Work to be completed
The answer must be every line of the records in which the string "title" appears.

Entries from a dataset of interfaces
·····

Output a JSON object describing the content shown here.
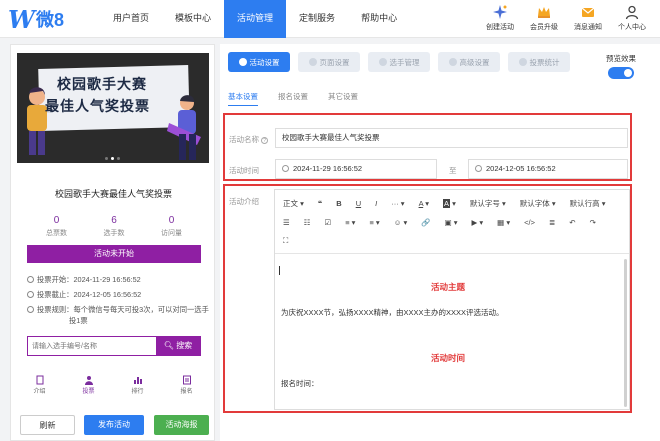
{
  "logo": {
    "text": "微8"
  },
  "nav": {
    "items": [
      "用户首页",
      "模板中心",
      "活动管理",
      "定制服务",
      "帮助中心"
    ],
    "active_index": 2
  },
  "tools": [
    {
      "label": "创建活动",
      "icon": "sparkle-icon"
    },
    {
      "label": "会员升级",
      "icon": "crown-icon"
    },
    {
      "label": "消息通知",
      "icon": "mail-icon"
    },
    {
      "label": "个人中心",
      "icon": "user-icon"
    }
  ],
  "preview": {
    "banner_line1": "校园歌手大赛",
    "banner_line2": "最佳人气奖投票",
    "title": "校园歌手大赛最佳人气奖投票",
    "stats": [
      {
        "value": "0",
        "label": "总票数"
      },
      {
        "value": "6",
        "label": "选手数"
      },
      {
        "value": "0",
        "label": "访问量"
      }
    ],
    "status_button": "活动未开始",
    "vote_start": "投票开始：2024-11-29 16:56:52",
    "vote_end": "投票截止：2024-12-05 16:56:52",
    "rule_line1": "投票规则：每个微信号每天可投3次，可以对同一选手",
    "rule_line2": "投1票",
    "search_placeholder": "请输入选手编号/名称",
    "search_button": "搜索",
    "bottom_tabs": [
      "介绍",
      "投票",
      "排行",
      "报名"
    ],
    "bottom_active_index": 1
  },
  "actions": {
    "refresh": "刷新",
    "publish": "发布活动",
    "poster": "活动海报"
  },
  "steps": {
    "items": [
      "活动设置",
      "页面设置",
      "选手管理",
      "高级设置",
      "投票统计"
    ],
    "active_index": 0
  },
  "preview_effect": {
    "label": "预览效果",
    "on": true
  },
  "subtabs": {
    "items": [
      "基本设置",
      "报名设置",
      "其它设置"
    ],
    "active_index": 0
  },
  "form": {
    "name_label": "活动名称",
    "name_value": "校园歌手大赛最佳人气奖投票",
    "time_label": "活动时间",
    "start_time": "2024-11-29 16:56:52",
    "to_label": "至",
    "end_time": "2024-12-05 16:56:52",
    "intro_label": "活动介绍"
  },
  "editor": {
    "toolbar_row1": [
      "正文",
      "❝",
      "B",
      "U",
      "I",
      "···",
      "A",
      "A",
      "默认字号",
      "默认字体",
      "默认行高"
    ],
    "toolbar_row2": [
      "☰",
      "☷",
      "☑",
      "≡",
      "≡",
      "☺",
      "🔗",
      "▣",
      "▶",
      "▦",
      "</>",
      "≣",
      "↶",
      "↷"
    ],
    "toolbar_row3": [
      "⛶"
    ],
    "heading1": "活动主题",
    "paragraph1": "为庆祝XXXX节，弘扬XXXX精神，由XXXX主办的XXXX评选活动。",
    "heading2": "活动时间",
    "paragraph2": "报名时间："
  }
}
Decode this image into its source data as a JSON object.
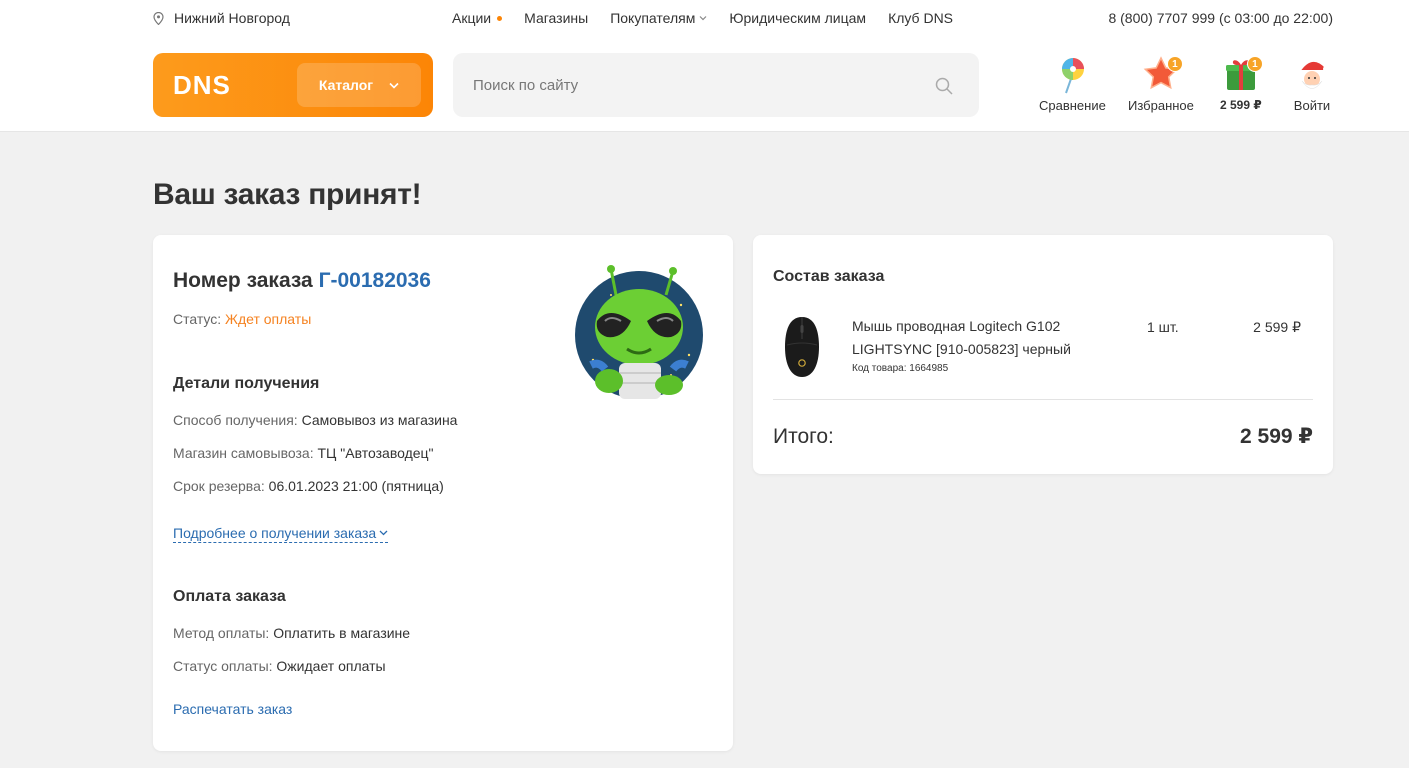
{
  "header": {
    "city": "Нижний Новгород",
    "nav": [
      {
        "label": "Акции",
        "dot": true
      },
      {
        "label": "Магазины"
      },
      {
        "label": "Покупателям",
        "chevron": true
      },
      {
        "label": "Юридическим лицам"
      },
      {
        "label": "Клуб DNS"
      }
    ],
    "phone": "8 (800) 7707 999 (с 03:00 до 22:00)",
    "logo_text": "DNS",
    "catalog_label": "Каталог",
    "search_placeholder": "Поиск по сайту",
    "actions": {
      "compare": "Сравнение",
      "favorites": "Избранное",
      "favorites_badge": "1",
      "cart": "2 599 ₽",
      "cart_badge": "1",
      "login": "Войти"
    },
    "accent_color": "#fc8507"
  },
  "page": {
    "title": "Ваш заказ принят!"
  },
  "order": {
    "number_label": "Номер заказа",
    "number": "Г-00182036",
    "status_label": "Статус:",
    "status_value": "Ждет оплаты",
    "delivery": {
      "title": "Детали получения",
      "method_label": "Способ получения:",
      "method_value": "Самовывоз из магазина",
      "store_label": "Магазин самовывоза:",
      "store_value": "ТЦ \"Автозаводец\"",
      "reserve_label": "Срок резерва:",
      "reserve_value": "06.01.2023 21:00 (пятница)",
      "more_link": "Подробнее о получении заказа"
    },
    "payment": {
      "title": "Оплата заказа",
      "method_label": "Метод оплаты:",
      "method_value": "Оплатить в магазине",
      "status_label": "Статус оплаты:",
      "status_value": "Ожидает оплаты"
    },
    "print_link": "Распечатать заказ"
  },
  "composition": {
    "title": "Состав заказа",
    "items": [
      {
        "name": "Мышь проводная Logitech G102 LIGHTSYNC [910-005823] черный",
        "code": "Код товара: 1664985",
        "qty": "1 шт.",
        "price": "2 599 ₽"
      }
    ],
    "total_label": "Итого:",
    "total_value": "2 599 ₽"
  }
}
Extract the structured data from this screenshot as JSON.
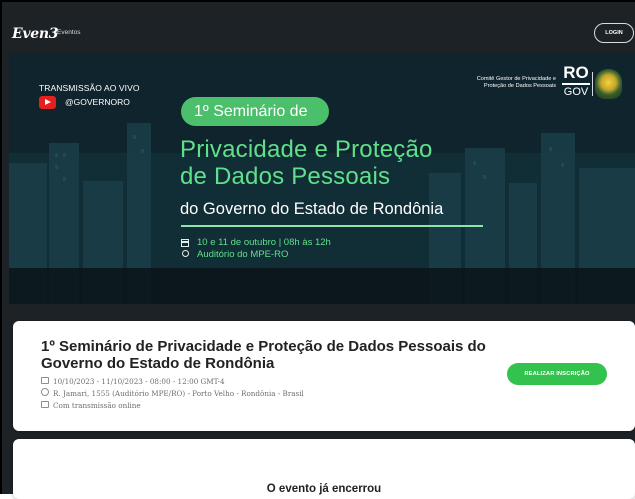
{
  "header": {
    "brand": "Even3",
    "brand_sub": "Eventos",
    "login_label": "LOGIN"
  },
  "banner": {
    "live_label": "TRANSMISSÃO AO VIVO",
    "channel": "@GOVERNORO",
    "pill": "1º Seminário de",
    "headline_line1": "Privacidade e Proteção",
    "headline_line2": "de Dados Pessoais",
    "subline": "do Governo do Estado de Rondônia",
    "date_time": "10 e 11 de outubro | 08h às 12h",
    "venue": "Auditório do MPE-RO",
    "committee": "Comitê Gestor de Privacidade e Proteção de Dados Pessoais",
    "ro": "RO",
    "gov": "GOV"
  },
  "event": {
    "title": "1º Seminário de Privacidade e Proteção de Dados Pessoais do Governo do Estado de Rondônia",
    "date": "10/10/2023 - 11/10/2023 - 08:00 - 12:00 GMT-4",
    "location": "R. Jamari, 1555 (Auditório MPE/RO) - Porto Velho - Rondônia - Brasil",
    "online": "Com transmissão online",
    "register_label": "REALIZAR INSCRIÇÃO"
  },
  "status": {
    "ended": "O evento já encerrou"
  },
  "colors": {
    "accent_green": "#32c24d",
    "headline_green": "#5fe08a",
    "header_bg": "#1c2226"
  }
}
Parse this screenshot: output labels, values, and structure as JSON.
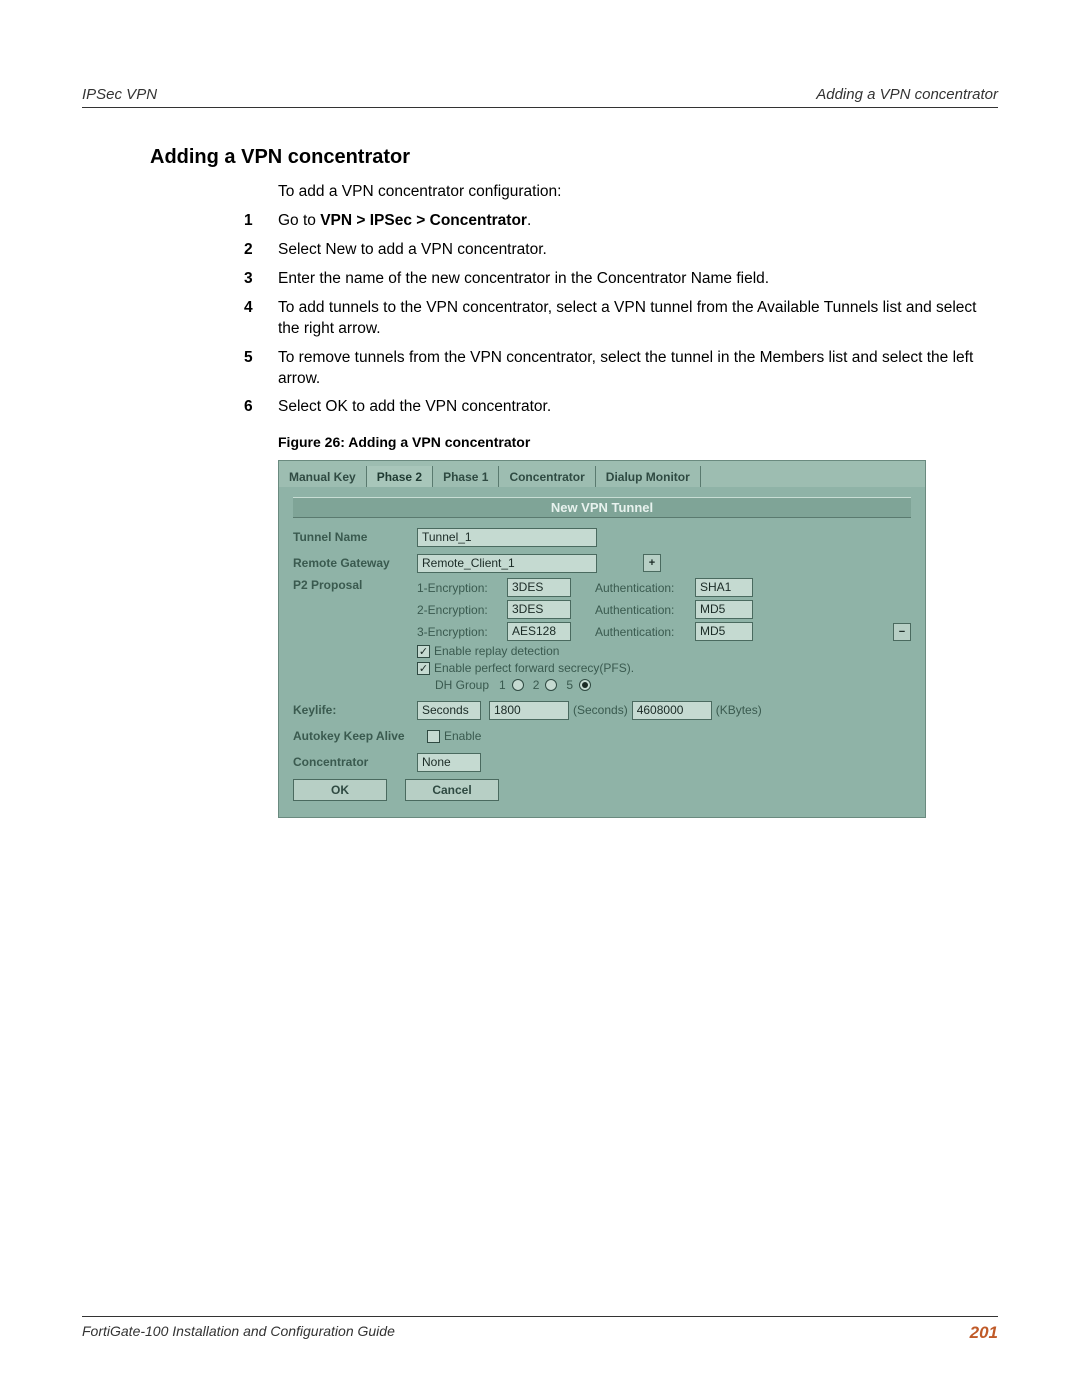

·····

Final answer
    "title": "校园歌手大赛最佳人气奖投票",
    "title": "Ваш заказ принят!"
      "title": "Детали получения",
      "title": "Оплата заказа",
    "title": "Состав заказа",
    "title": "1º Seminário de Privacidade e Proteção de Dados Pessoais do Governo do Estado de Rondônia",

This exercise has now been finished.